Although the government claims the crackdown on certain tweets is because old images are being used to spread misinformation, its strong-handed approach on social media platforms has raised questions on the legitimacy of such takedown requests.
Twitter’s policy stipulates upon receiving a legal request, it reviews content under the rules of the platform and those set by the laws of the land. If the content does not violate Twitter’s rules but can be determined illegal in a particular jurisdiction, “withholdings are limited to the specific jurisdiction that has issued the valid legal demand or where the content has been found to violate local law,” its website reports.
The “local law” that Twitter classifies these posts as violating falls under the latest Information Technology (IT) Rules, 2021. Enacted in February this year, the rules put social media companies, digital media and news services under greater scrutiny. The IT Rules, 2021, expand the scope of Section 69A of the IT Act 2000, which was originally meant to govern intermediaries to digital applications. The rules now enable the state to block access to content on digital media platforms, to protect “the sovereignty and integrity of India, defence of India and security of the State."
This is not the first time such steps have been taken under Section 69A. Earlier this year, the government issued a notice of noncompliance to Twitter India when it initially refused to take down certain tweets about the ongoing farmer protests flagged by the ministry.

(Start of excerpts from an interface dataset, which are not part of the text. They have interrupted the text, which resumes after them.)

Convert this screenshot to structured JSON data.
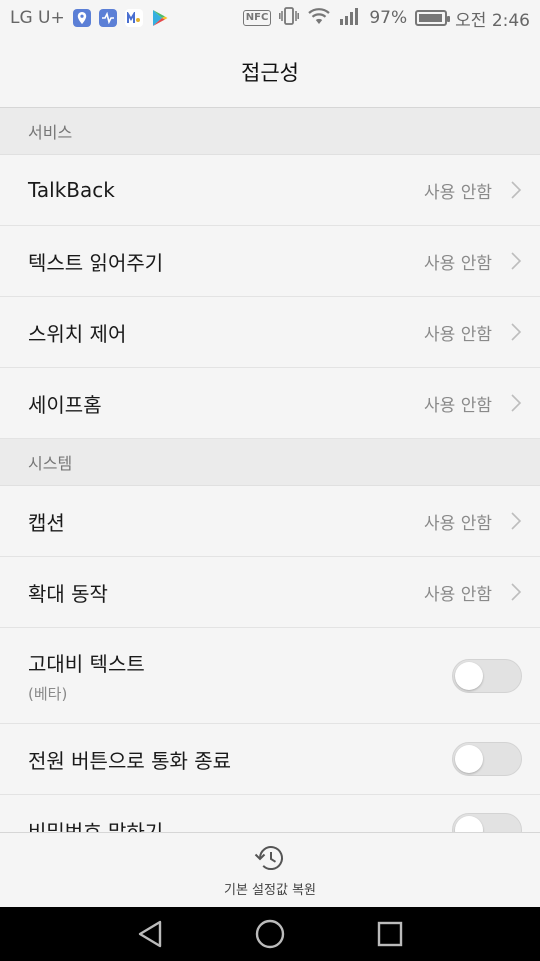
{
  "status_bar": {
    "carrier": "LG U+",
    "battery_percent": "97%",
    "battery_level": 0.97,
    "time": "오전 2:46",
    "nfc_label": "NFC",
    "icons": [
      "map-pin-icon",
      "health-icon",
      "m-app-icon",
      "play-store-icon",
      "nfc-icon",
      "vibrate-icon",
      "wifi-icon",
      "signal-icon",
      "battery-icon"
    ]
  },
  "header": {
    "title": "접근성"
  },
  "sections": {
    "services": {
      "header": "서비스",
      "items": [
        {
          "label": "TalkBack",
          "value": "사용 안함"
        },
        {
          "label": "텍스트 읽어주기",
          "value": "사용 안함"
        },
        {
          "label": "스위치 제어",
          "value": "사용 안함"
        },
        {
          "label": "세이프홈",
          "value": "사용 안함"
        }
      ]
    },
    "system": {
      "header": "시스템",
      "items": [
        {
          "label": "캡션",
          "value": "사용 안함"
        },
        {
          "label": "확대 동작",
          "value": "사용 안함"
        }
      ],
      "toggles": [
        {
          "label": "고대비 텍스트",
          "sub": "(베타)",
          "on": false
        },
        {
          "label": "전원 버튼으로 통화 종료",
          "on": false
        },
        {
          "label": "비밀번호 말하기",
          "on": false
        }
      ]
    }
  },
  "bottom": {
    "restore_label": "기본 설정값 복원",
    "icon": "restore-icon"
  },
  "nav": {
    "icons": [
      "back-icon",
      "home-icon",
      "recents-icon"
    ]
  }
}
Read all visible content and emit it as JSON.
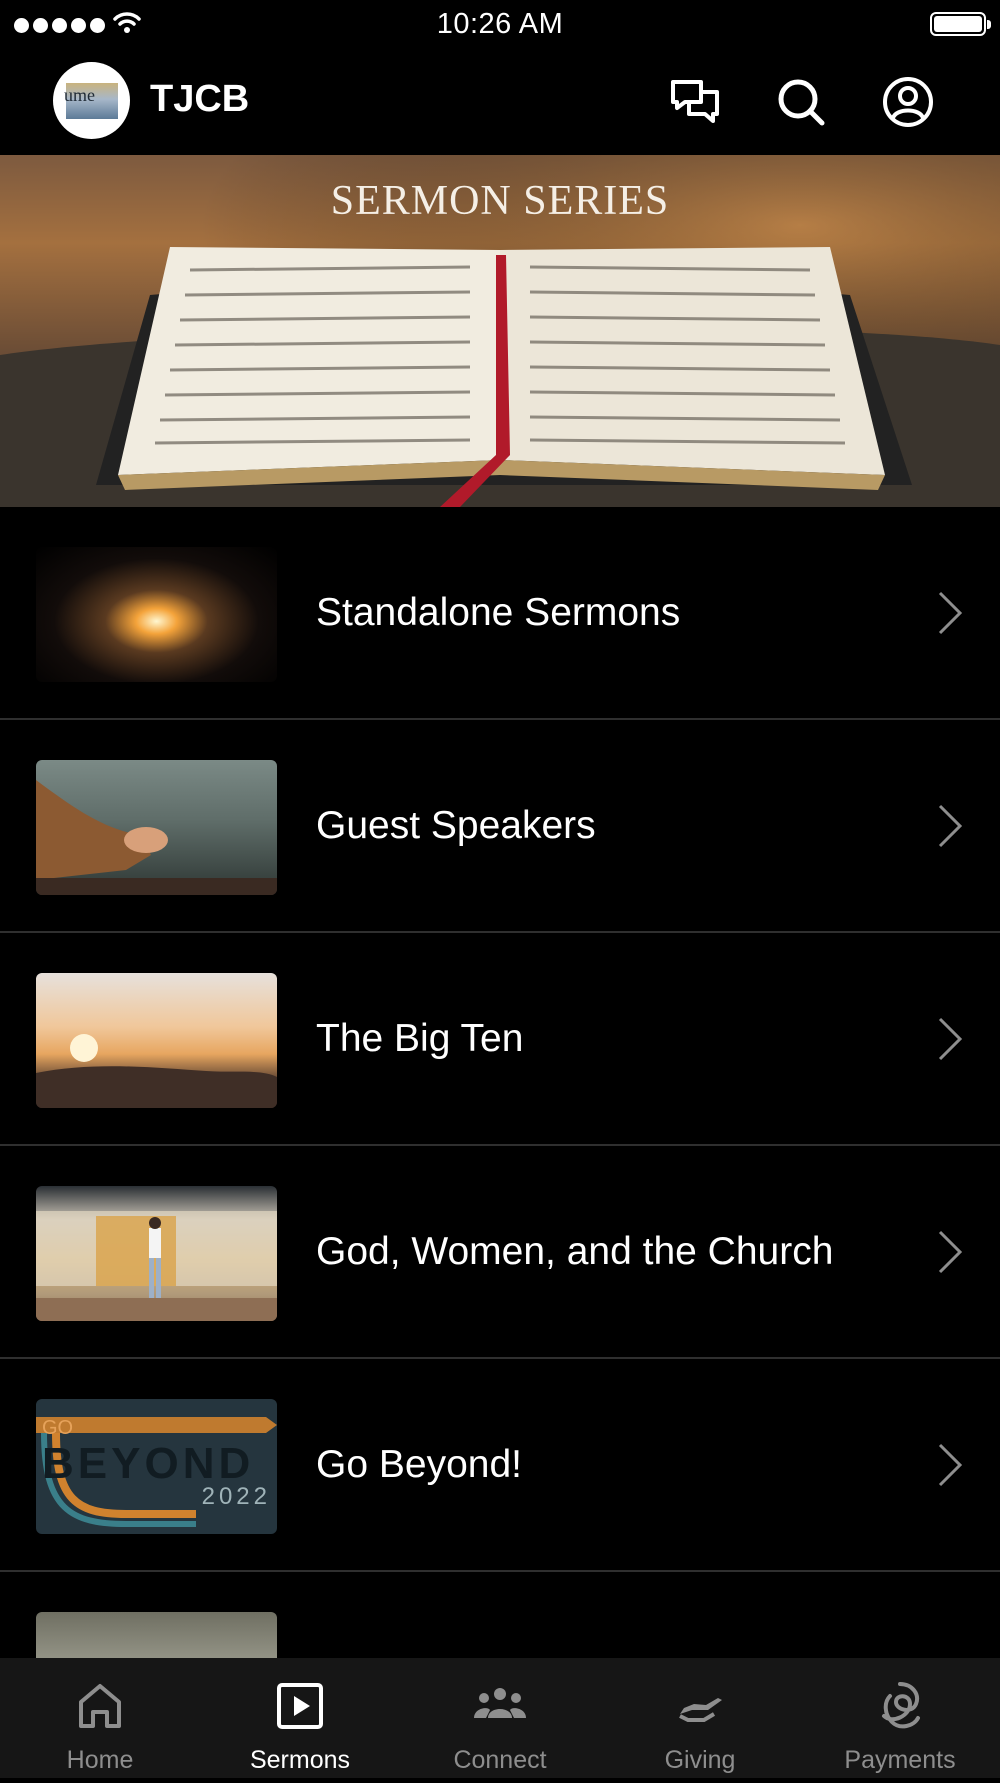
{
  "status_bar": {
    "time": "10:26 AM"
  },
  "header": {
    "logo_text": "ume",
    "title": "TJCB",
    "icons": [
      "chat-icon",
      "search-icon",
      "account-icon"
    ]
  },
  "banner": {
    "title": "SERMON SERIES"
  },
  "series": [
    {
      "label": "Standalone Sermons",
      "thumb": "cave-light"
    },
    {
      "label": "Guest Speakers",
      "thumb": "praying-hands"
    },
    {
      "label": "The Big Ten",
      "thumb": "sunrise"
    },
    {
      "label": "God, Women, and the Church",
      "thumb": "train-platform"
    },
    {
      "label": "Go Beyond!",
      "thumb": "go-beyond-2022",
      "thumb_text": {
        "go": "GO",
        "beyond": "BEYOND",
        "year": "2022"
      }
    },
    {
      "label": "",
      "thumb": "field"
    }
  ],
  "tabs": [
    {
      "label": "Home",
      "icon": "home-icon",
      "active": false
    },
    {
      "label": "Sermons",
      "icon": "play-icon",
      "active": true
    },
    {
      "label": "Connect",
      "icon": "people-icon",
      "active": false
    },
    {
      "label": "Giving",
      "icon": "giving-hand-icon",
      "active": false
    },
    {
      "label": "Payments",
      "icon": "payments-icon",
      "active": false
    }
  ],
  "colors": {
    "background": "#000000",
    "tab_bar": "#161616",
    "tab_inactive": "#8e8e8e",
    "divider": "#2f2f2f"
  }
}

With their employees potentially facing jail time, the defiance by Twitter did not last, with the government eventually forcing the platform to comply with 95 percent of requests that the government had made, the Print reported.
In February 2019, Jio users were reportedly unable to use certain sites which were blocked on government orders under the same section. 59 Chinese apps, including TikTok, UC Browser and Cam Scanner, were blocked under this section in June last year.
More recently, as #ResignModi started trending on Facebook with over 1.1 million impressions between April 23 to April 30, the platform temporarily hid posts calling for the prime minister’s resignation. Posts with the hashtag were “temporarily hidden” because “some content in those posts goes against our Community Standards.” When the news was widely reported Facebook clarified it had temporarily blocked the hashtag “by mistake, not because the Indian government asked us to, and have since restored it.” They said content associated with the hashtag led to the mistaken blocking.
Focus on imagery
The government’s focus on the conversation rather than action has been subject to wide criticism. For instance, led by Chief Minister Yogi Adityanath, the Uttar Pradesh government threatened to take action against any hospital that flags a shortage of oxygen under the National Security Act for spreading false rumours. “There is no shortage of beds, oxygen and life-saving drugs in the state,” Adityanath claimed during a virtual news conference despite several cities reporting hospitals and crematoriums are inundated with the state reporting an average of 30,000 COVID-19 infections a day.
Meanwhile, pro-government accounts are building a narrative that images of mass funerals that are drawing global attention to the gravity of the situation are unethical. While these images were widely reported when India witnessed its first COVID-19 wave last year with little to no resistance, these accounts are now deeming pictures of funeral pyres “pandemic porn.” A collective of mental health professionals from state-run hospitals also wrote an open letter to the media dissuading them from using such pictures, warning against panic-inducing coverage. Additionally, the government has reportedly asked news channels to use the word “system” rather than “central government” while reporting on the pandemic.